» Task statement:
Any image in the records should be left out; output everything else exactly.

......

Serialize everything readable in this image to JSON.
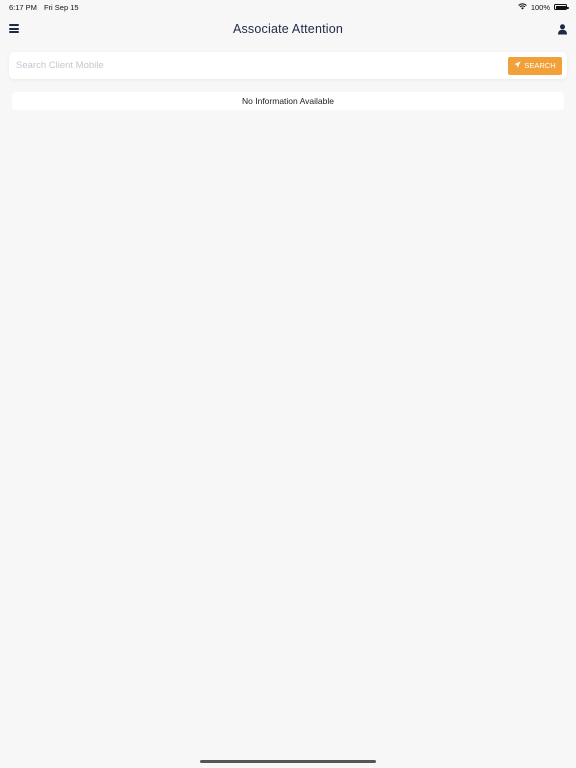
{
  "status_bar": {
    "time": "6:17 PM",
    "date": "Fri Sep 15",
    "battery_percent": "100%",
    "battery_level": 1.0,
    "wifi_icon": "wifi-icon",
    "battery_icon": "battery-icon"
  },
  "header": {
    "title": "Associate Attention",
    "menu_icon": "hamburger-menu-icon",
    "profile_icon": "user-icon"
  },
  "search": {
    "placeholder": "Search Client Mobile",
    "value": "",
    "button_label": "SEARCH",
    "button_icon": "send-icon",
    "button_color": "#f2a13a"
  },
  "results": {
    "empty_message": "No Information Available"
  },
  "colors": {
    "background": "#f7f7f7",
    "title_color": "#1f2a44",
    "accent": "#f2a13a"
  }
}
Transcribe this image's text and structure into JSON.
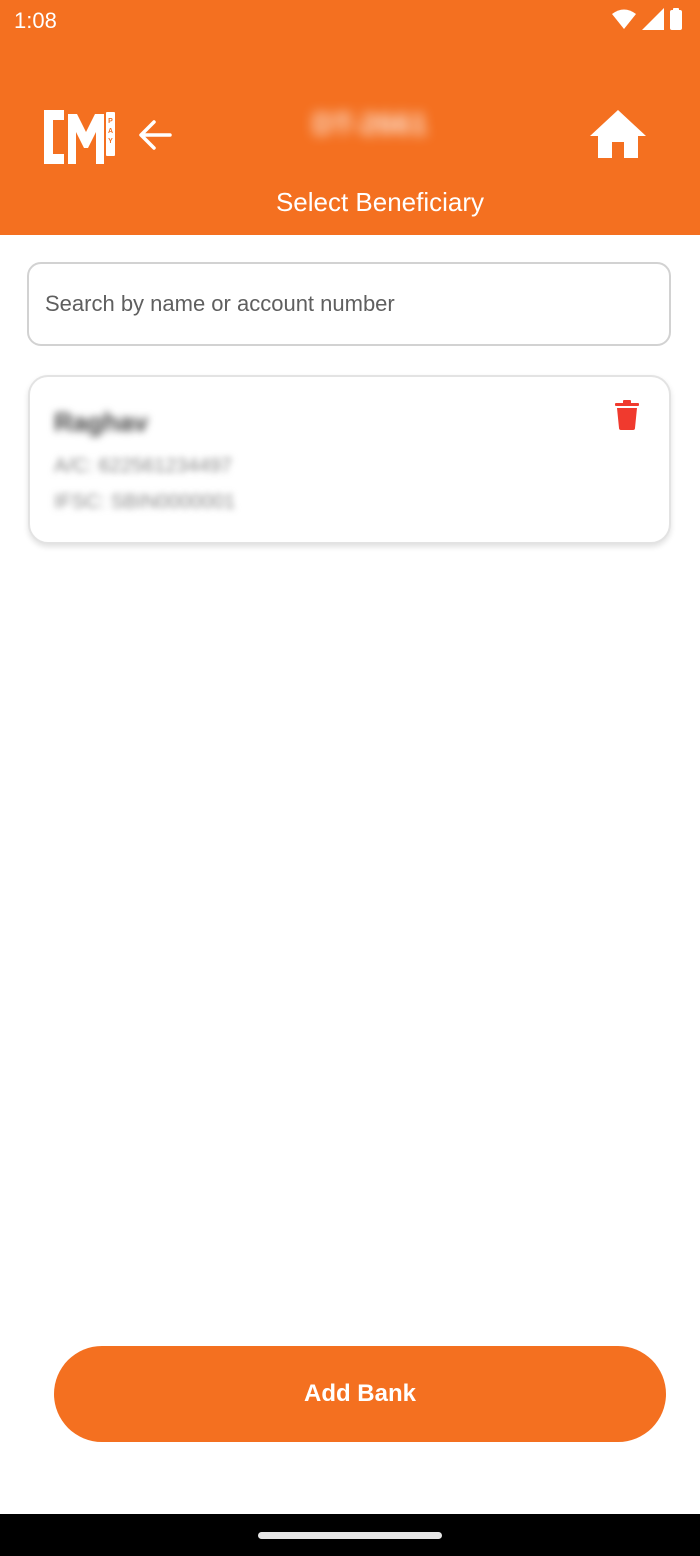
{
  "status_bar": {
    "time": "1:08",
    "icons": [
      "wifi-icon",
      "signal-icon",
      "battery-icon"
    ]
  },
  "header": {
    "logo_text": "CM PAY",
    "merchant_id": "DT-2661",
    "title": "Select Beneficiary",
    "background_color": "#f47020"
  },
  "search": {
    "placeholder": "Search by name or account number",
    "value": ""
  },
  "beneficiaries": [
    {
      "name": "Raghav",
      "account": "A/C: 622561234497",
      "ifsc": "IFSC: SBIN0000001"
    }
  ],
  "actions": {
    "add_bank_label": "Add Bank"
  },
  "colors": {
    "accent": "#f47020",
    "delete": "#f03a2e"
  }
}
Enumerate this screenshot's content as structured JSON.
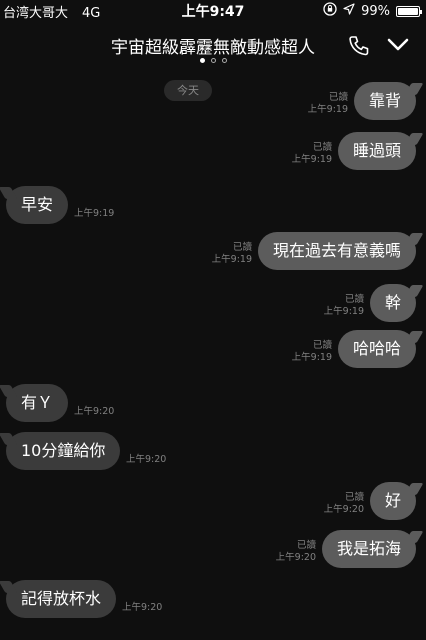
{
  "status_bar": {
    "carrier": "台湾大哥大",
    "network": "4G",
    "time": "上午9:47",
    "battery": "99%",
    "battery_level": 0.99
  },
  "header": {
    "title": "宇宙超級霹靂無敵動感超人",
    "page_dots": 3,
    "active_dot": 0
  },
  "date_separator": "今天",
  "messages": [
    {
      "dir": "out",
      "text": "靠背",
      "read": "已讀",
      "time": "上午9:19"
    },
    {
      "dir": "out",
      "text": "睡過頭",
      "read": "已讀",
      "time": "上午9:19"
    },
    {
      "dir": "in",
      "text": "早安",
      "time": "上午9:19"
    },
    {
      "dir": "out",
      "text": "現在過去有意義嗎",
      "read": "已讀",
      "time": "上午9:19"
    },
    {
      "dir": "out",
      "text": "幹",
      "read": "已讀",
      "time": "上午9:19"
    },
    {
      "dir": "out",
      "text": "哈哈哈",
      "read": "已讀",
      "time": "上午9:19"
    },
    {
      "dir": "in",
      "text": "有Ｙ",
      "time": "上午9:20"
    },
    {
      "dir": "in",
      "text": "10分鐘給你",
      "time": "上午9:20"
    },
    {
      "dir": "out",
      "text": "好",
      "read": "已讀",
      "time": "上午9:20"
    },
    {
      "dir": "out",
      "text": "我是拓海",
      "read": "已讀",
      "time": "上午9:20"
    },
    {
      "dir": "in",
      "text": "記得放杯水",
      "time": "上午9:20"
    }
  ],
  "icons": {
    "lock": "orientation-lock-icon",
    "location": "location-arrow-icon",
    "call": "phone-icon",
    "collapse": "chevron-down-icon"
  }
}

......

» Output for this task:
Serialize everything readable in this image to JSON.
{
  "status_bar": {
    "time": "6:17 PM",
    "date": "Fri Sep 15",
    "battery_percent": "100%",
    "battery_level": 1.0,
    "wifi_icon": "wifi-icon",
    "battery_icon": "battery-icon"
  },
  "header": {
    "title": "Associate Attention",
    "menu_icon": "hamburger-menu-icon",
    "profile_icon": "user-icon"
  },
  "search": {
    "placeholder": "Search Client Mobile",
    "value": "",
    "button_label": "SEARCH",
    "button_icon": "send-icon",
    "button_color": "#f2a13a"
  },
  "results": {
    "empty_message": "No Information Available"
  },
  "colors": {
    "background": "#f7f7f7",
    "title_color": "#1f2a44",
    "accent": "#f2a13a"
  }
}
Transcribe this image's text and structure into JSON.
{
  "status_bar": {
    "time": "1:08",
    "icons": [
      "wifi-icon",
      "signal-icon",
      "battery-icon"
    ]
  },
  "header": {
    "logo_text": "CM PAY",
    "merchant_id": "DT-2661",
    "title": "Select Beneficiary",
    "background_color": "#f47020"
  },
  "search": {
    "placeholder": "Search by name or account number",
    "value": ""
  },
  "beneficiaries": [
    {
      "name": "Raghav",
      "account": "A/C: 622561234497",
      "ifsc": "IFSC: SBIN0000001"
    }
  ],
  "actions": {
    "add_bank_label": "Add Bank"
  },
  "colors": {
    "accent": "#f47020",
    "delete": "#f03a2e"
  }
}
Enumerate this screenshot's content as structured JSON.
{
  "status_bar": {
    "carrier": "台湾大哥大",
    "network": "4G",
    "time": "上午9:47",
    "battery": "99%",
    "battery_level": 0.99
  },
  "header": {
    "title": "宇宙超級霹靂無敵動感超人",
    "page_dots": 3,
    "active_dot": 0
  },
  "date_separator": "今天",
  "messages": [
    {
      "dir": "out",
      "text": "靠背",
      "read": "已讀",
      "time": "上午9:19"
    },
    {
      "dir": "out",
      "text": "睡過頭",
      "read": "已讀",
      "time": "上午9:19"
    },
    {
      "dir": "in",
      "text": "早安",
      "time": "上午9:19"
    },
    {
      "dir": "out",
      "text": "現在過去有意義嗎",
      "read": "已讀",
      "time": "上午9:19"
    },
    {
      "dir": "out",
      "text": "幹",
      "read": "已讀",
      "time": "上午9:19"
    },
    {
      "dir": "out",
      "text": "哈哈哈",
      "read": "已讀",
      "time": "上午9:19"
    },
    {
      "dir": "in",
      "text": "有Ｙ",
      "time": "上午9:20"
    },
    {
      "dir": "in",
      "text": "10分鐘給你",
      "time": "上午9:20"
    },
    {
      "dir": "out",
      "text": "好",
      "read": "已讀",
      "time": "上午9:20"
    },
    {
      "dir": "out",
      "text": "我是拓海",
      "read": "已讀",
      "time": "上午9:20"
    },
    {
      "dir": "in",
      "text": "記得放杯水",
      "time": "上午9:20"
    }
  ],
  "icons": {
    "lock": "orientation-lock-icon",
    "location": "location-arrow-icon",
    "call": "phone-icon",
    "collapse": "chevron-down-icon"
  }
}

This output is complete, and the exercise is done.